Perhaps the most interesting feature of our method is that the communities found have a straightforward interpretation, because the metric comparing the nodes and the clustering are very intuitive (yes, you don’t need to understand what a Laplacian matrix or a stochastic block model is). For instance, the nestedness in plant-pollinators networks is a network property that sparked tremendous controversy in the literature. On the one hand, because it has been largely discussed if it is a non-random pattern. On the other hand, because it has connections with several dialectic concepts, most notably the stability of ecosystems. One of the most remarkable features of the pattern is that specialist species tend to be connected with generalists species. But it is possible to gather a much better intuition of this metric by identifying functional groups (see illustration below). Beyond the clear connection between specialists and generalists, we immediately observe other interesting features, such as a core of three highly connected functional groups. We can also speak about functional redundancy of species, because species between the same functional group are functionally equivalent. As a corollary, we can foresee if the consequences that the removal of one species in the system will have are more or less dramatic, depending on the functional group it belongs to. In summary, it disentangles functional building blocks of the nestedness pattern, which may help us to make its connections with other concepts more concrete.

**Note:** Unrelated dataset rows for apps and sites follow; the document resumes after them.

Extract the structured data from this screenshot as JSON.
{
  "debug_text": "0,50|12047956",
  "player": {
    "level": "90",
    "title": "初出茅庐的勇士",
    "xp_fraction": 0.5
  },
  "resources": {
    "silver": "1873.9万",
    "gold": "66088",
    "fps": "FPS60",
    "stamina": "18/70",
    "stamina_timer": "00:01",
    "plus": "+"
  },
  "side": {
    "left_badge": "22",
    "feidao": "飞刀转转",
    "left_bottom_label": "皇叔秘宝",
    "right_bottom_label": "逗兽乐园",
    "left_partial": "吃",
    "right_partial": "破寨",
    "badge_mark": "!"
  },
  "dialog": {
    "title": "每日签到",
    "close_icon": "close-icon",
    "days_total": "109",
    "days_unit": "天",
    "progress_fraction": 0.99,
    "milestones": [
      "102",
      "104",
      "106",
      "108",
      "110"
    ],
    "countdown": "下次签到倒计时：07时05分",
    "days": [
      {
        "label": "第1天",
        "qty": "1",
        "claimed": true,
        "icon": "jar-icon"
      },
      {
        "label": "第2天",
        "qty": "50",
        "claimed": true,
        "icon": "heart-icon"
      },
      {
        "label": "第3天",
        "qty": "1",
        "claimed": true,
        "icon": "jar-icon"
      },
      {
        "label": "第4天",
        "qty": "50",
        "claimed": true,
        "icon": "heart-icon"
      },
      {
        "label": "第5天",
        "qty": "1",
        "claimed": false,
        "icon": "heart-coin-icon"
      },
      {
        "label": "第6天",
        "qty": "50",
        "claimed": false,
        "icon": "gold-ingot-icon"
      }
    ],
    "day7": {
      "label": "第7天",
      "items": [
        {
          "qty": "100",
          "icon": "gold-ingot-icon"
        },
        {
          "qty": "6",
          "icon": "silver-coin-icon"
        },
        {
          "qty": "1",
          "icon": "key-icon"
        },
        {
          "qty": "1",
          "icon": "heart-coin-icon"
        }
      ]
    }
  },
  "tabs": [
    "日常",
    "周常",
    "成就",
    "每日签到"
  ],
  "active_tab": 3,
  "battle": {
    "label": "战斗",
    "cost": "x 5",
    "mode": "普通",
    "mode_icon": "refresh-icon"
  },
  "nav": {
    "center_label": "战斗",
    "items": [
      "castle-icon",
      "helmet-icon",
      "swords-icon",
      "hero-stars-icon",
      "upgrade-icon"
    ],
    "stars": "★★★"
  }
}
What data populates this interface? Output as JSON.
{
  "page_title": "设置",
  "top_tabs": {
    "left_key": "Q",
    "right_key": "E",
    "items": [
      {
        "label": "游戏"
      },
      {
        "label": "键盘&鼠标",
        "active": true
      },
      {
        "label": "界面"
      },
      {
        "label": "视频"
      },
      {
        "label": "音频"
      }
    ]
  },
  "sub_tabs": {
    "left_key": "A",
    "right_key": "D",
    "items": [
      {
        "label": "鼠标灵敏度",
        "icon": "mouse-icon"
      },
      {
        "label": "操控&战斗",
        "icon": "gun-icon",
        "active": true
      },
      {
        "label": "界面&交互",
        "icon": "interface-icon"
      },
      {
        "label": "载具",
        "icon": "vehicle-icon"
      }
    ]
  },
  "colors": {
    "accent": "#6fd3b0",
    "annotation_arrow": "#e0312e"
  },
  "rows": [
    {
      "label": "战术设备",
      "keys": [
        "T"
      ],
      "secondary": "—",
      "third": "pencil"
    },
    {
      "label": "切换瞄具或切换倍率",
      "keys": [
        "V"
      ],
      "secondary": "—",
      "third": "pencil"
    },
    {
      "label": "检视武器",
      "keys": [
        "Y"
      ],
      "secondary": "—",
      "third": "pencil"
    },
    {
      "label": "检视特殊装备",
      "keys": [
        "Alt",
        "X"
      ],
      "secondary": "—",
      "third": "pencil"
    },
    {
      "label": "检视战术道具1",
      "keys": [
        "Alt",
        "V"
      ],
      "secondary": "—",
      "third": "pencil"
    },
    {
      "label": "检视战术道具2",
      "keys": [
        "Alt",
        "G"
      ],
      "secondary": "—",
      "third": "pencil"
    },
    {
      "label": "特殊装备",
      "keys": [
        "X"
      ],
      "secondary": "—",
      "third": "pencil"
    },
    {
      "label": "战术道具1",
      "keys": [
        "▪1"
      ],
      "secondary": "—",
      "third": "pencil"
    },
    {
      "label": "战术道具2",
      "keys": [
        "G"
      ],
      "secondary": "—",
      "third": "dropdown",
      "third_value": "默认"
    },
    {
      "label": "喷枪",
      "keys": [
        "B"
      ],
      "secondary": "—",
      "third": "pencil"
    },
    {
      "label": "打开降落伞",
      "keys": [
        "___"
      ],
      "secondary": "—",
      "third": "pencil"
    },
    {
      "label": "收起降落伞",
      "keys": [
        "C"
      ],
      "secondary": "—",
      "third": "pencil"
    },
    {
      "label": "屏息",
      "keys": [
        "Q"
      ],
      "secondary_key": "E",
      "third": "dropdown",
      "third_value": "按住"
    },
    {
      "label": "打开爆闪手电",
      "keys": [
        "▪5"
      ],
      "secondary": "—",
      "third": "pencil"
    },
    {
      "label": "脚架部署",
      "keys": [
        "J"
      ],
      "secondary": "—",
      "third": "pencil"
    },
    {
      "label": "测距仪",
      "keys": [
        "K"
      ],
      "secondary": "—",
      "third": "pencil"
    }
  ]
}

In the article, we present and interpret some examples coming from plant-pollinator, trophic and microbial networks, and we found that it is possible to shed light on elusive concepts related with ecological function, such as the definition of ecotypes. This is why we believe functionink will be a valuable tool to explore other dialectic concepts in ecology, evolution and beyond… hopefully from your data!
Find out more about the articles that were shortlisted for this year’s Robert May Prize here.